While Vietnam has made great strides towards poverty reduction, population growth and development in the mountainous North have had negative effects on the land and forests in the region.
Smallholder acacia plantation plots are contributing to reverse this development. This area is also home to over 20 ethnic minority groups, which still live below the poverty line and face land degradation and low and unstable income.
In Vietnam, about 40% of the land area is covered by forests, which are classified into three categories: “Special use forest”, “Protection forest” and “Production forest”.
Each forest type has a different purpose and ownership. Production forests consist of natural forest and plantations and represents 50% of Vietnam’s forests. Most Vietnam’s forests are publicly owned (68%), whereas 25% are privately owned 7% has “other” ownership.
Smallholders with muscle
Smallholder households with a plot size of 1–5 ha manage close to half of Vietnam’s acacia plantations (about half a million ha of forest plantations).
DFE has been working to organize these smallholders in order to improve their income generation and technical management of their acacia plots.
This has led to the establishment of farmer groups and farm forestry cooperatives that provide a link to the local market as well as access to necessary high-quality production inputs and dialogue with forest authorities, for the local tree growers.
Timber production and certification
DFE works on models to motivate the farmers to extend the rotation period from 5-6 years to up to 10 years so that the logs can be sold to sawmills for furniture making. Sawlogs give a higher price then the woodchips that can be produced from a tree that is cut after just five years. DFE is also exploring the potential of forest certification.
The national target is to have 30% of all production forest certified as sustainably managed, equivalent to more than 3.2 mio. ha. However, only as little as 227,383 ha have been certificated until now. Wood and wood products represent the sixth biggest export item of Vietnam and now capture 6% of the global market share.

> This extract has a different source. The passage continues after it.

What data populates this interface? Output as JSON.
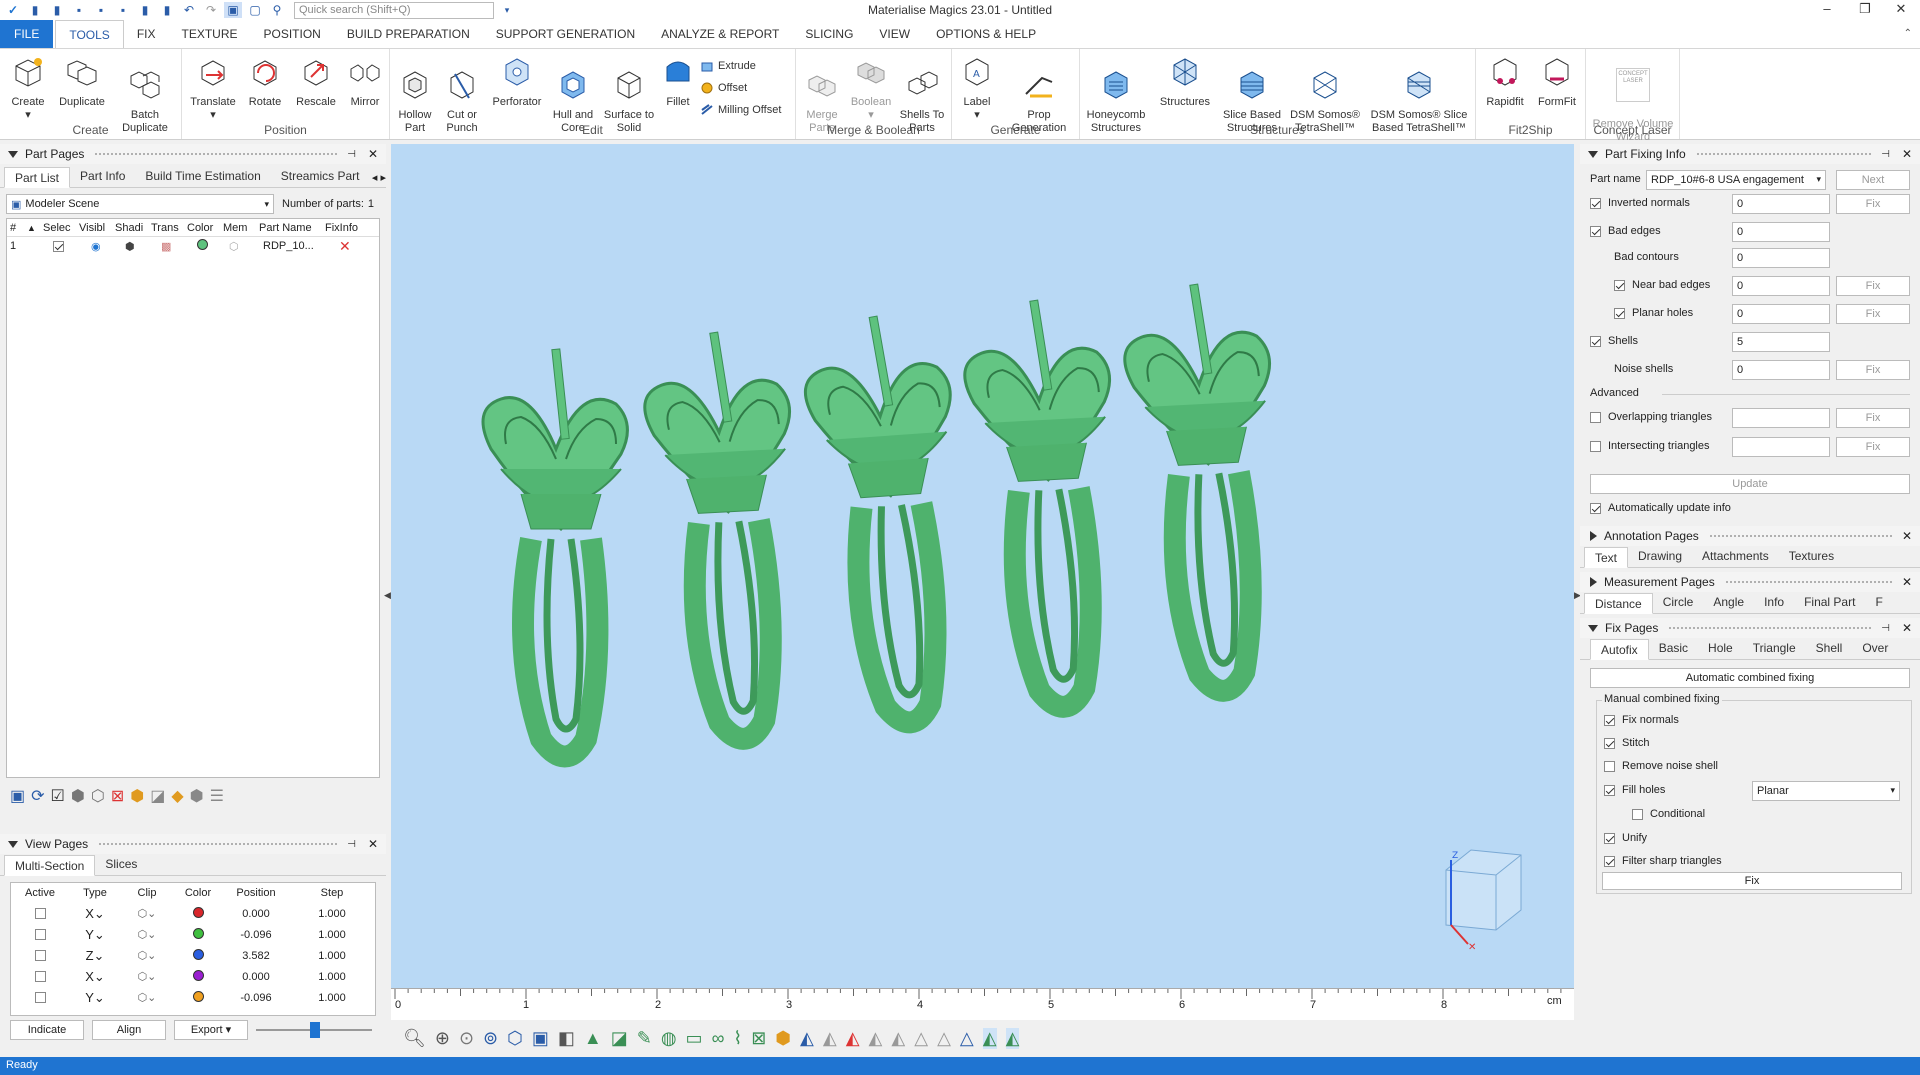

Several smaller and larger furniture companies (e.g. Scancom) have factories in Vietnam, however, most of Vietnam’s certified wood is imported. By producing certified timber themselves, Vietnam smallholders can increase their income while also focusing on environmentally friendly production